“I wanted to build a technology which is virtual and in a controlled environment, to help people get over other phobias and Post Traumatic Stress Disorders,” he adds. He and three of his friends Aakash Bhadana, Dipesh Narwat and Himanshu created Virtual Exposure Therapy, and were one of the 16 teams shortlisted. It includes a virtual reality headset which recreates traumatic situations and a smart watch which monitors vitals of the patient.
Aakash said, “For example, a person who fears the dark, would find themselves in a poorly-lit room. There are different levels to it. The first level would require the participant to navigate himself in a virtual dark room and close to the windows (by clicking on a sensor), followed by the level where he needs to find a flashlight and so on.” The watch monitors panic attacks, anxiety and how the users feels while doing the tasks. It keeps a check on their heart beat, skin temperature and other vitals.
The fact that the environment is not real and the user can exit any time, makes it easier than real exposure therapy used by doctors, the team members explained.
Blockchain to stop corruption
Of the 13,000 entries this year, students Siddhesh Rane, Pranamya Jain, Siddhesh Gangan and Yash Jain were shortlisted for creating a blockchain based technology, to make the tender process more transparent. Tired of reading about the several scams taking place in the country, they decided to use their tech skills to invent ‘Tender 2.0’. Pranamya says, “We created a system that captures all steps on the blockchain in the form of contracts – right from evaluation of bids, assigning the tender to allocation of funds.
It will penalise anyone who tries to commit fraud by cancelling their stake in the whole process. A government official will not be able to change criteria to favour any bidder.” Once the tender is put on a block chain, it cannot be altered with, claimed Rane. “All scams take place because tender criteria are changed to benefit a certain bidder. That cannot happen here. The officials will not be able to see who has bid for a particular road project, until the opening date,” he said.
They also have an algorithm in place which takes into account and filters out bidders based on their past success rate, completion rate, bid amount and quality of work. “A single road development project is divided into milestones. For example, a 12 km road will be divided into three km each. The contractor will have to upload proof, as and when they finish that section.
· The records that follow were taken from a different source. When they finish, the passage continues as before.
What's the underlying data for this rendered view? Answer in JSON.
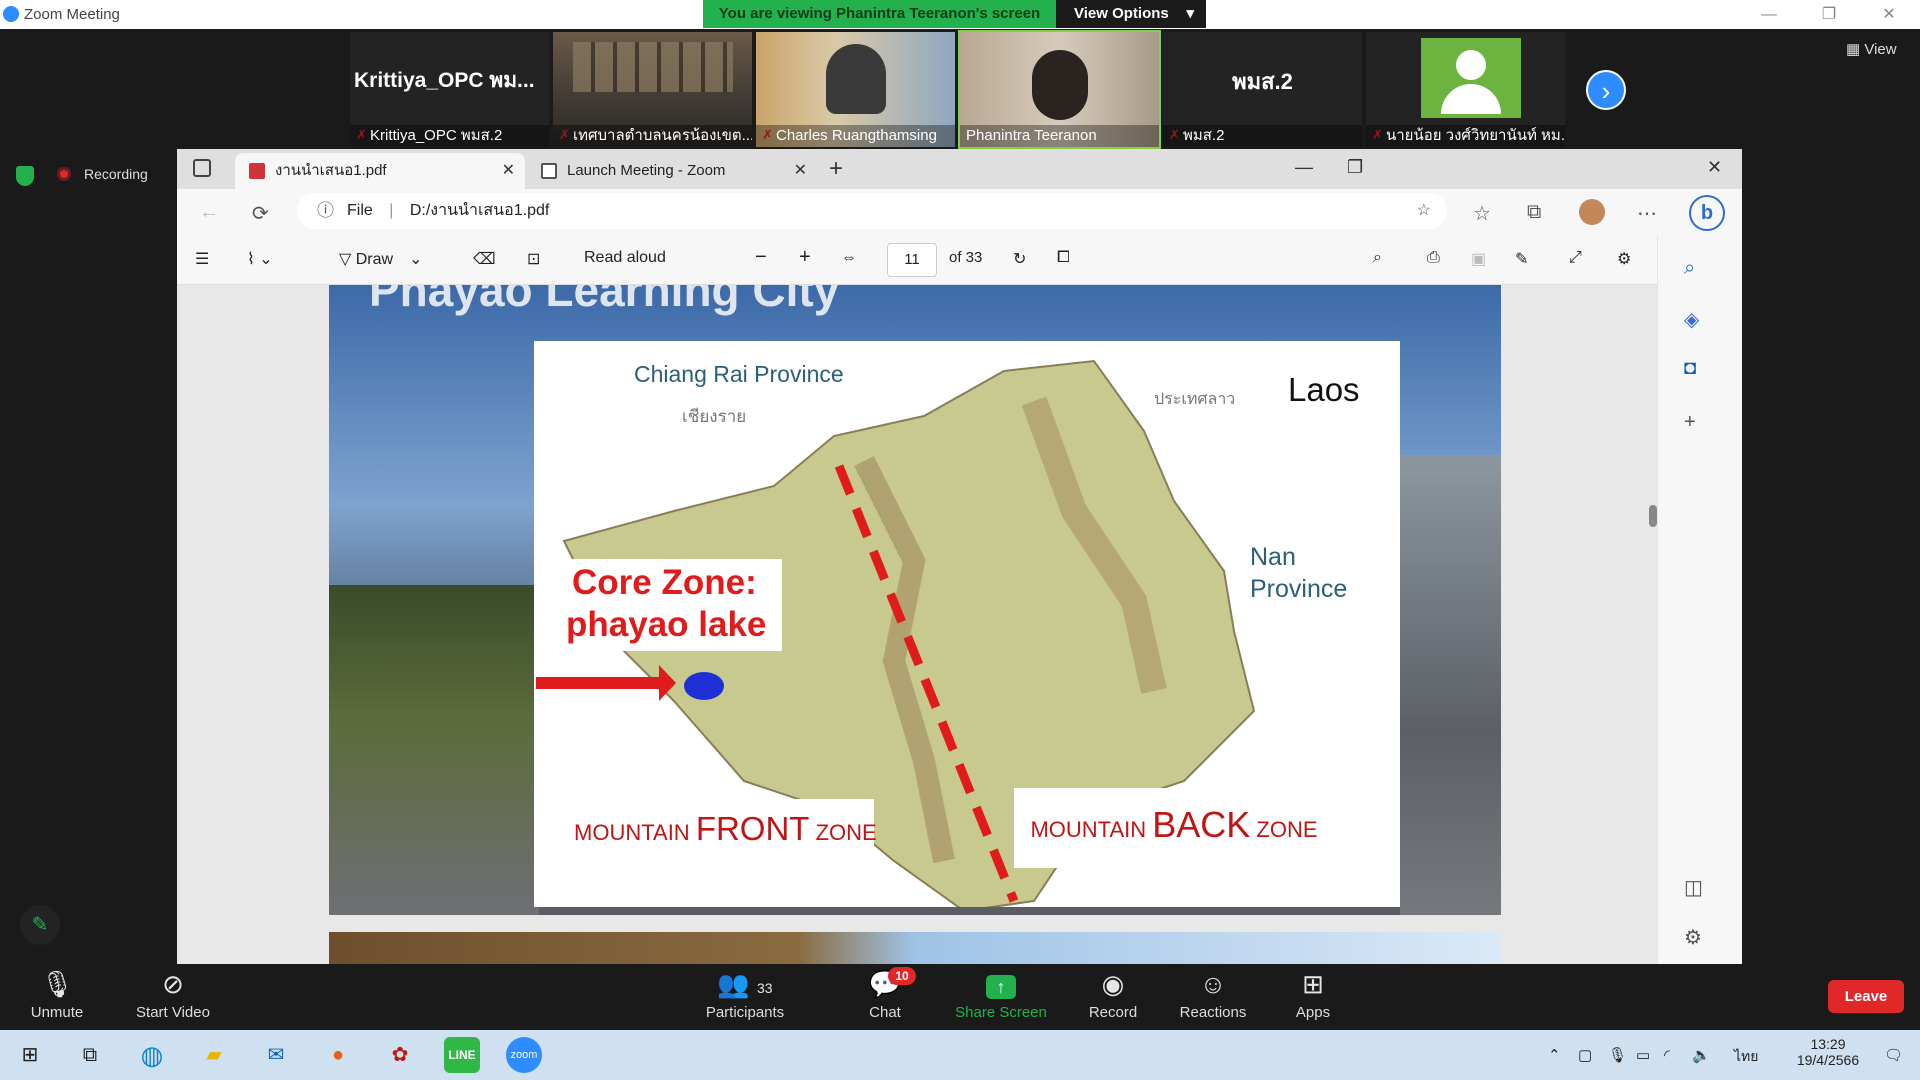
{
  "window": {
    "title": "Zoom Meeting",
    "minimize": "—",
    "restore": "❐",
    "close": "✕"
  },
  "banner": {
    "viewing_text": "You are viewing Phanintra Teeranon's screen",
    "view_options": "View Options",
    "view_options_caret": "▾"
  },
  "gallery": {
    "participants": [
      {
        "big": "Krittiya_OPC พม...",
        "name": "Krittiya_OPC พมส.2",
        "muted": true,
        "video": false
      },
      {
        "big": "",
        "name": "เทศบาลตำบลนครน้องเขต...",
        "muted": true,
        "video": true
      },
      {
        "big": "",
        "name": "Charles Ruangthamsing",
        "muted": true,
        "video": true
      },
      {
        "big": "",
        "name": "Phanintra Teeranon",
        "muted": false,
        "video": true,
        "active": true
      },
      {
        "big": "พมส.2",
        "name": "พมส.2",
        "muted": true,
        "video": false
      },
      {
        "big": "",
        "name": "นายน้อย วงศ์วิทยานันท์ หม...",
        "muted": true,
        "video": false
      }
    ],
    "next_icon": "›",
    "view_label": "View"
  },
  "recording": {
    "label": "Recording"
  },
  "browser": {
    "tabs": [
      {
        "label": "งานนำเสนอ1.pdf",
        "icon": "pdf-icon",
        "active": true
      },
      {
        "label": "Launch Meeting - Zoom",
        "icon": "page-icon",
        "active": false
      }
    ],
    "new_tab": "+",
    "url_prefix": "File",
    "url": "D:/งานนำเสนอ1.pdf"
  },
  "pdf_toolbar": {
    "draw_label": "Draw",
    "read_aloud_label": "Read aloud",
    "page_current": "11",
    "page_total": "of 33",
    "zoom_out": "−",
    "zoom_in": "+"
  },
  "slide": {
    "title": "Phayao Learning City",
    "map": {
      "chiang_rai": "Chiang Rai Province",
      "chiang_rai_thai": "เชียงราย",
      "laos_thai": "ประเทศลาว",
      "laos": "Laos",
      "nan": "Nan",
      "province": "Province",
      "core_zone": "Core Zone:",
      "core_zone_sub": "phayao lake",
      "front_a": "MOUNTAIN ",
      "front_b": "FRONT",
      "front_c": " ZONE",
      "back_a": "MOUNTAIN ",
      "back_b": "BACK",
      "back_c": " ZONE"
    }
  },
  "zoom_controls": {
    "unmute": "Unmute",
    "start_video": "Start Video",
    "participants": "Participants",
    "participants_count": "33",
    "chat": "Chat",
    "chat_badge": "10",
    "share_screen": "Share Screen",
    "record": "Record",
    "reactions": "Reactions",
    "apps": "Apps",
    "leave": "Leave"
  },
  "taskbar": {
    "lang": "ไทย",
    "time": "13:29",
    "date": "19/4/2566"
  },
  "colors": {
    "zoom_blue": "#2d8cff",
    "viewing_green": "#23b14d",
    "leave_red": "#e02828"
  }
}
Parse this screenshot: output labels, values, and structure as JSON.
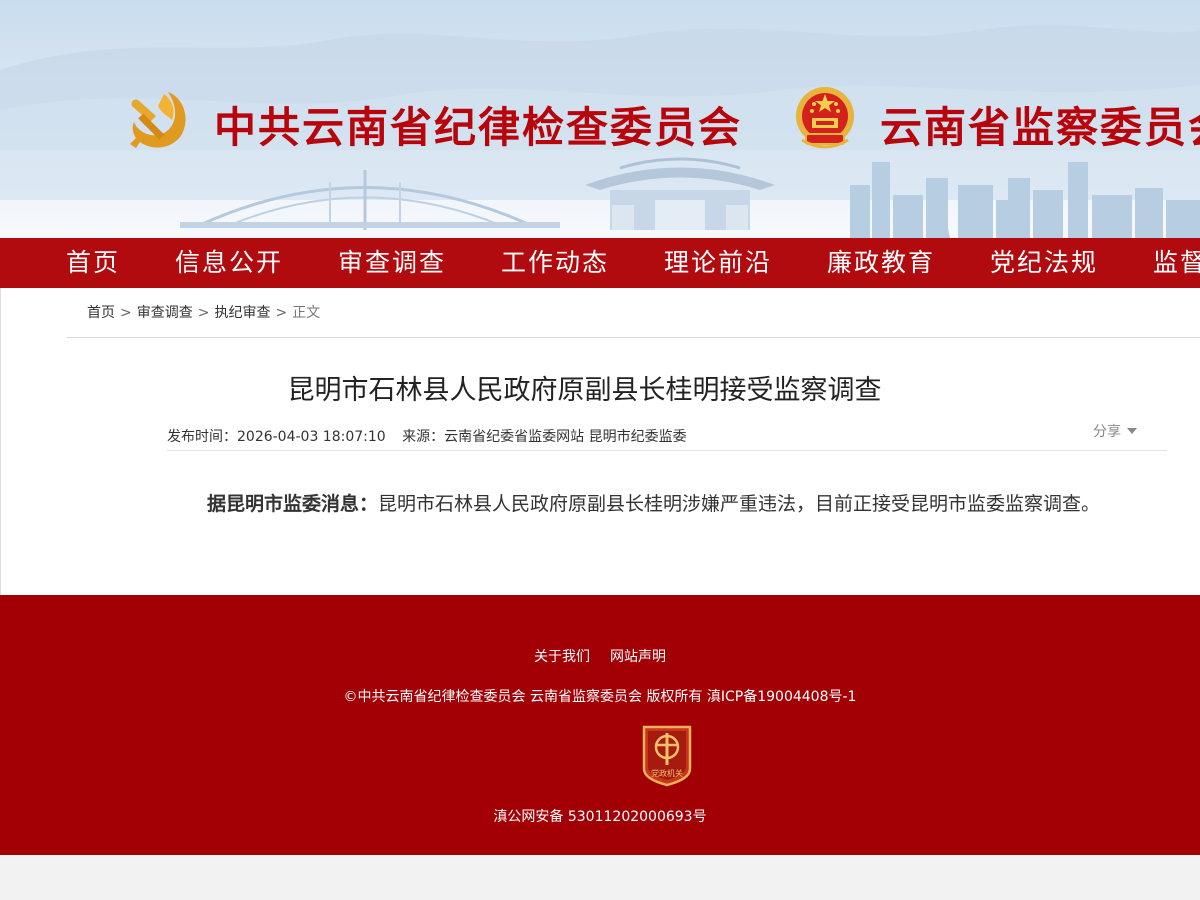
{
  "header": {
    "party_org": "中共云南省纪律检查委员会",
    "gov_org": "云南省监察委员会"
  },
  "nav": {
    "items": [
      "首页",
      "信息公开",
      "审查调查",
      "工作动态",
      "理论前沿",
      "廉政教育",
      "党纪法规",
      "监督"
    ]
  },
  "breadcrumb": {
    "items": [
      "首页",
      "审查调查",
      "执纪审查"
    ],
    "current": "正文",
    "separator": ">"
  },
  "article": {
    "title": "昆明市石林县人民政府原副县长桂明接受监察调查",
    "publish_label": "发布时间：",
    "publish_time": "2026-04-03 18:07:10",
    "source_label": "来源：",
    "source": "云南省纪委省监委网站 昆明市纪委监委",
    "share_label": "分享",
    "lead": "据昆明市监委消息：",
    "body": "昆明市石林县人民政府原副县长桂明涉嫌严重违法，目前正接受昆明市监委监察调查。"
  },
  "footer": {
    "links": [
      "关于我们",
      "网站声明"
    ],
    "copyright": "©中共云南省纪律检查委员会 云南省监察委员会 版权所有 滇ICP备19004408号-1",
    "badge_text": "党政机关",
    "police_record": "滇公网安备 53011202000693号"
  },
  "colors": {
    "brand_red": "#b10b0f",
    "footer_red": "#a30006",
    "title_red": "#b8050b",
    "emblem_gold": "#f2b233"
  },
  "icons": [
    "party-emblem-icon",
    "national-emblem-icon",
    "share-caret-icon",
    "gov-badge-icon"
  ]
}
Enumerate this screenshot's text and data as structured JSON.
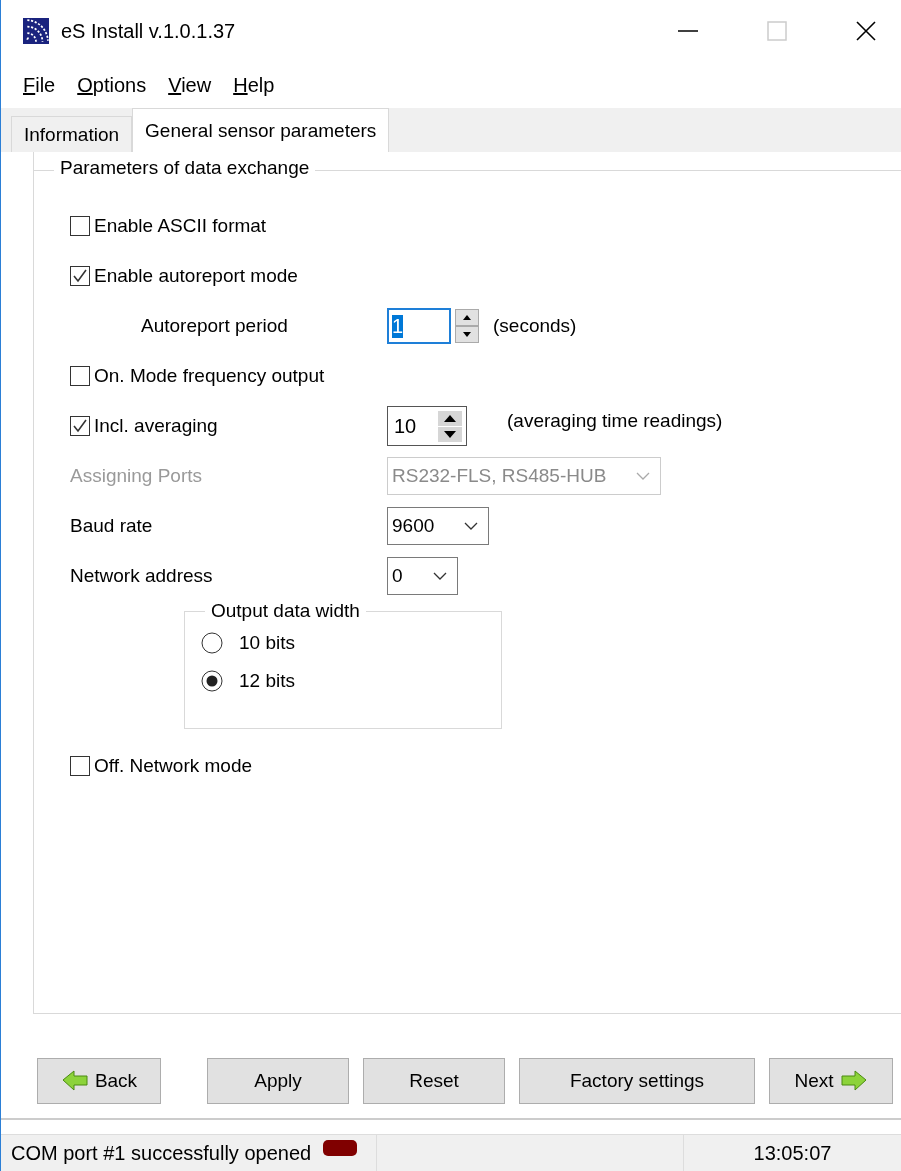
{
  "window": {
    "title": "eS Install v.1.0.1.37"
  },
  "menu": [
    {
      "label": "File"
    },
    {
      "label": "Options"
    },
    {
      "label": "View"
    },
    {
      "label": "Help"
    }
  ],
  "tabs": [
    {
      "label": "Information",
      "selected": false
    },
    {
      "label": "General sensor parameters",
      "selected": true
    }
  ],
  "group": {
    "title": "Parameters of data exchange",
    "rows": [
      {
        "kind": "checkbox",
        "label": "Enable ASCII format",
        "checked": false
      },
      {
        "kind": "checkbox",
        "label": "Enable autoreport mode",
        "checked": true
      },
      {
        "kind": "spin",
        "label": "Autoreport period",
        "value": "1",
        "unit": "(seconds)"
      },
      {
        "kind": "checkbox",
        "label": "On. Mode frequency output",
        "checked": false
      },
      {
        "kind": "checkbox_spin",
        "label": "Incl. averaging",
        "checked": true,
        "value": "10",
        "unit": "(averaging time readings)"
      },
      {
        "kind": "combo",
        "label": "Assigning Ports",
        "value": "RS232-FLS, RS485-HUB",
        "disabled": true
      },
      {
        "kind": "combo",
        "label": "Baud rate",
        "value": "9600",
        "disabled": false
      },
      {
        "kind": "combo",
        "label": "Network address",
        "value": "0",
        "disabled": false
      },
      {
        "kind": "radio_group",
        "title": "Output data width",
        "options": [
          {
            "label": "10 bits",
            "selected": false
          },
          {
            "label": "12 bits",
            "selected": true
          }
        ]
      },
      {
        "kind": "checkbox",
        "label": "Off. Network mode",
        "checked": false
      }
    ]
  },
  "buttons": [
    {
      "label": "Back",
      "kind": "back"
    },
    {
      "label": "Apply",
      "kind": "plain"
    },
    {
      "label": "Reset",
      "kind": "plain"
    },
    {
      "label": "Factory settings",
      "kind": "plain"
    },
    {
      "label": "Next",
      "kind": "next"
    }
  ],
  "status_bar": {
    "message": "COM port #1 successfully opened",
    "time": "13:05:07"
  }
}
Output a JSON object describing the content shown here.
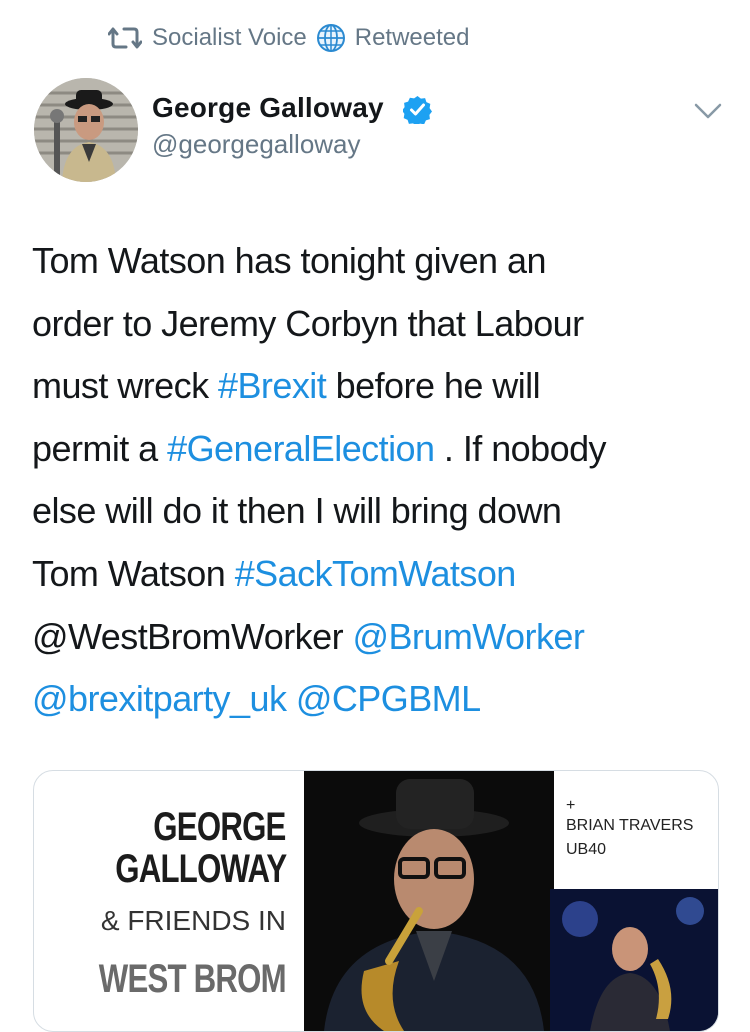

It is only then, transfer of the funds can take place to the contractor. Anyone including citizens can verify the tenders and raise a complaint if they find something fishy,” said Siddhesh. This can also prevent delay in payment and protect the identity of anyone who tries to expose fraud. “No one person can corrupt the records because a copy of the contracts are distributed across multiple computers on the network,” he said.